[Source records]
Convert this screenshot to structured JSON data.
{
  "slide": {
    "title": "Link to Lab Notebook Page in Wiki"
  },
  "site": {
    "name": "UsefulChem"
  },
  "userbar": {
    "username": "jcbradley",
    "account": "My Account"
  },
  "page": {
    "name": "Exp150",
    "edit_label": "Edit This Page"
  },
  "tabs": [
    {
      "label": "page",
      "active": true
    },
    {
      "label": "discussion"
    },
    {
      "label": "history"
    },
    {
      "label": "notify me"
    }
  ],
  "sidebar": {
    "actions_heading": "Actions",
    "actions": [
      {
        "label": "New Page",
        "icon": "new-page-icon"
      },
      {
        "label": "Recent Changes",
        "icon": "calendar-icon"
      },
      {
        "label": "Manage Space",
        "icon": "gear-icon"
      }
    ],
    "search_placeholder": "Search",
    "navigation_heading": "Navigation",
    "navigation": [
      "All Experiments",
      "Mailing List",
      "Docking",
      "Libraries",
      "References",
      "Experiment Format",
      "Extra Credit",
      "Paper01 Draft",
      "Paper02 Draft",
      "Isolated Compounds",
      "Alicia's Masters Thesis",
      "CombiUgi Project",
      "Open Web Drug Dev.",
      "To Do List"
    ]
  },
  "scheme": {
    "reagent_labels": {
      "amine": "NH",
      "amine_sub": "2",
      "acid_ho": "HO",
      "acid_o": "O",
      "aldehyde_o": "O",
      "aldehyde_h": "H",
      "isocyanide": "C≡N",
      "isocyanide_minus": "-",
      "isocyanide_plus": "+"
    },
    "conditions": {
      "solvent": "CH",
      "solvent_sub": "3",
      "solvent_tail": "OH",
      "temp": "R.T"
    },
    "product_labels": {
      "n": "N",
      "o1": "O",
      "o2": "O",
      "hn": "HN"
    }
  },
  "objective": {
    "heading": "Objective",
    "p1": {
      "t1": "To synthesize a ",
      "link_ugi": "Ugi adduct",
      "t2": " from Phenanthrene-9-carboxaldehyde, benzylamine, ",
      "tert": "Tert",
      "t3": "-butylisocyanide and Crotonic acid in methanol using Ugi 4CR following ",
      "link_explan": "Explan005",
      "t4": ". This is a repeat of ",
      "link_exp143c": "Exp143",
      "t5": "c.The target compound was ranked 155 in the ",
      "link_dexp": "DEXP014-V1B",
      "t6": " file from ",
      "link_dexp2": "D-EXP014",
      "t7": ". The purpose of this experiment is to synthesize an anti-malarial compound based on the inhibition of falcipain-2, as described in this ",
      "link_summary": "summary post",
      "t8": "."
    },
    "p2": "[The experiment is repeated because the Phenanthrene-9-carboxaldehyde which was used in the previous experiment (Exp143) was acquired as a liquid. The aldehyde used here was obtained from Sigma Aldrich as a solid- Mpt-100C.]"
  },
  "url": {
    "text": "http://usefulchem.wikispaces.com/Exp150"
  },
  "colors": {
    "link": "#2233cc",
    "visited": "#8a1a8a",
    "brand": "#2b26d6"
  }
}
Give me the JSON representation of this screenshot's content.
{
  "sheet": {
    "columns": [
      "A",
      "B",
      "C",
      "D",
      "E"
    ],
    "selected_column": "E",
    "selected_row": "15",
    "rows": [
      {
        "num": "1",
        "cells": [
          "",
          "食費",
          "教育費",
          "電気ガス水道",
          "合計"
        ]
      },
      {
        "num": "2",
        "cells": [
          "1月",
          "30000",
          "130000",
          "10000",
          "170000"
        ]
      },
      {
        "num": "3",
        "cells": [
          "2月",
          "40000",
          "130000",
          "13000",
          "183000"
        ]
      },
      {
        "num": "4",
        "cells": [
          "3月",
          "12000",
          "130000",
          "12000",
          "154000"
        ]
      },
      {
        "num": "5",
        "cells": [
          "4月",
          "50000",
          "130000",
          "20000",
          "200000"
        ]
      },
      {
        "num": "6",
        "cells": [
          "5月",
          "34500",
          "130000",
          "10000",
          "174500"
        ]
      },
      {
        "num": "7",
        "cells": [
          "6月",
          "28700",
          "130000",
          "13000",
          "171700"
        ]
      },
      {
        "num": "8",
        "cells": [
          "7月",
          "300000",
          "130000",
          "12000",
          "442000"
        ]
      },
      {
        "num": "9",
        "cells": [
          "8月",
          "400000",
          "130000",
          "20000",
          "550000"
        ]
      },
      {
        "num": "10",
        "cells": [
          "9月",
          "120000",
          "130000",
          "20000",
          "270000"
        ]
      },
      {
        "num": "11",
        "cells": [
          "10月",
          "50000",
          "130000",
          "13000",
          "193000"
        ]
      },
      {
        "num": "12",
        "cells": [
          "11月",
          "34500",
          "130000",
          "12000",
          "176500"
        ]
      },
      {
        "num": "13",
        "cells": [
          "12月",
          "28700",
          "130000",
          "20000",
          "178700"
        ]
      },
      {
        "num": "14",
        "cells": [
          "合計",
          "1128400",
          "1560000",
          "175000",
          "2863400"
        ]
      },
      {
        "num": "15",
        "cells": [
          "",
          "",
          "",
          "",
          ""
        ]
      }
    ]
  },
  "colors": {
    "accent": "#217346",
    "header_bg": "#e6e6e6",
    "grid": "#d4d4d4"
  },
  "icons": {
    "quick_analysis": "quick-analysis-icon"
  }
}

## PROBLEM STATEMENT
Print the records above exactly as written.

## WRITTEN ANSWER
Convert this screenshot to structured JSON data.
{
  "slide": {
    "title": "Link to Lab Notebook Page in Wiki"
  },
  "site": {
    "name": "UsefulChem"
  },
  "userbar": {
    "username": "jcbradley",
    "account": "My Account"
  },
  "page": {
    "name": "Exp150",
    "edit_label": "Edit This Page"
  },
  "tabs": [
    {
      "label": "page",
      "active": true
    },
    {
      "label": "discussion"
    },
    {
      "label": "history"
    },
    {
      "label": "notify me"
    }
  ],
  "sidebar": {
    "actions_heading": "Actions",
    "actions": [
      {
        "label": "New Page",
        "icon": "new-page-icon"
      },
      {
        "label": "Recent Changes",
        "icon": "calendar-icon"
      },
      {
        "label": "Manage Space",
        "icon": "gear-icon"
      }
    ],
    "search_placeholder": "Search",
    "navigation_heading": "Navigation",
    "navigation": [
      "All Experiments",
      "Mailing List",
      "Docking",
      "Libraries",
      "References",
      "Experiment Format",
      "Extra Credit",
      "Paper01 Draft",
      "Paper02 Draft",
      "Isolated Compounds",
      "Alicia's Masters Thesis",
      "CombiUgi Project",
      "Open Web Drug Dev.",
      "To Do List"
    ]
  },
  "scheme": {
    "reagent_labels": {
      "amine": "NH",
      "amine_sub": "2",
      "acid_ho": "HO",
      "acid_o": "O",
      "aldehyde_o": "O",
      "aldehyde_h": "H",
      "isocyanide": "C≡N",
      "isocyanide_minus": "-",
      "isocyanide_plus": "+"
    },
    "conditions": {
      "solvent": "CH",
      "solvent_sub": "3",
      "solvent_tail": "OH",
      "temp": "R.T"
    },
    "product_labels": {
      "n": "N",
      "o1": "O",
      "o2": "O",
      "hn": "HN"
    }
  },
  "objective": {
    "heading": "Objective",
    "p1": {
      "t1": "To synthesize a ",
      "link_ugi": "Ugi adduct",
      "t2": " from Phenanthrene-9-carboxaldehyde, benzylamine, ",
      "tert": "Tert",
      "t3": "-butylisocyanide and Crotonic acid in methanol using Ugi 4CR following ",
      "link_explan": "Explan005",
      "t4": ". This is a repeat of ",
      "link_exp143c": "Exp143",
      "t5": "c.The target compound was ranked 155 in the ",
      "link_dexp": "DEXP014-V1B",
      "t6": " file from ",
      "link_dexp2": "D-EXP014",
      "t7": ". The purpose of this experiment is to synthesize an anti-malarial compound based on the inhibition of falcipain-2, as described in this ",
      "link_summary": "summary post",
      "t8": "."
    },
    "p2": "[The experiment is repeated because the Phenanthrene-9-carboxaldehyde which was used in the previous experiment (Exp143) was acquired as a liquid. The aldehyde used here was obtained from Sigma Aldrich as a solid- Mpt-100C.]"
  },
  "url": {
    "text": "http://usefulchem.wikispaces.com/Exp150"
  },
  "colors": {
    "link": "#2233cc",
    "visited": "#8a1a8a",
    "brand": "#2b26d6"
  }
}
Give me the JSON representation of this screenshot's content.
{
  "sheet": {
    "columns": [
      "A",
      "B",
      "C",
      "D",
      "E"
    ],
    "selected_column": "E",
    "selected_row": "15",
    "rows": [
      {
        "num": "1",
        "cells": [
          "",
          "食費",
          "教育費",
          "電気ガス水道",
          "合計"
        ]
      },
      {
        "num": "2",
        "cells": [
          "1月",
          "30000",
          "130000",
          "10000",
          "170000"
        ]
      },
      {
        "num": "3",
        "cells": [
          "2月",
          "40000",
          "130000",
          "13000",
          "183000"
        ]
      },
      {
        "num": "4",
        "cells": [
          "3月",
          "12000",
          "130000",
          "12000",
          "154000"
        ]
      },
      {
        "num": "5",
        "cells": [
          "4月",
          "50000",
          "130000",
          "20000",
          "200000"
        ]
      },
      {
        "num": "6",
        "cells": [
          "5月",
          "34500",
          "130000",
          "10000",
          "174500"
        ]
      },
      {
        "num": "7",
        "cells": [
          "6月",
          "28700",
          "130000",
          "13000",
          "171700"
        ]
      },
      {
        "num": "8",
        "cells": [
          "7月",
          "300000",
          "130000",
          "12000",
          "442000"
        ]
      },
      {
        "num": "9",
        "cells": [
          "8月",
          "400000",
          "130000",
          "20000",
          "550000"
        ]
      },
      {
        "num": "10",
        "cells": [
          "9月",
          "120000",
          "130000",
          "20000",
          "270000"
        ]
      },
      {
        "num": "11",
        "cells": [
          "10月",
          "50000",
          "130000",
          "13000",
          "193000"
        ]
      },
      {
        "num": "12",
        "cells": [
          "11月",
          "34500",
          "130000",
          "12000",
          "176500"
        ]
      },
      {
        "num": "13",
        "cells": [
          "12月",
          "28700",
          "130000",
          "20000",
          "178700"
        ]
      },
      {
        "num": "14",
        "cells": [
          "合計",
          "1128400",
          "1560000",
          "175000",
          "2863400"
        ]
      },
      {
        "num": "15",
        "cells": [
          "",
          "",
          "",
          "",
          ""
        ]
      }
    ]
  },
  "colors": {
    "accent": "#217346",
    "header_bg": "#e6e6e6",
    "grid": "#d4d4d4"
  },
  "icons": {
    "quick_analysis": "quick-analysis-icon"
  }
}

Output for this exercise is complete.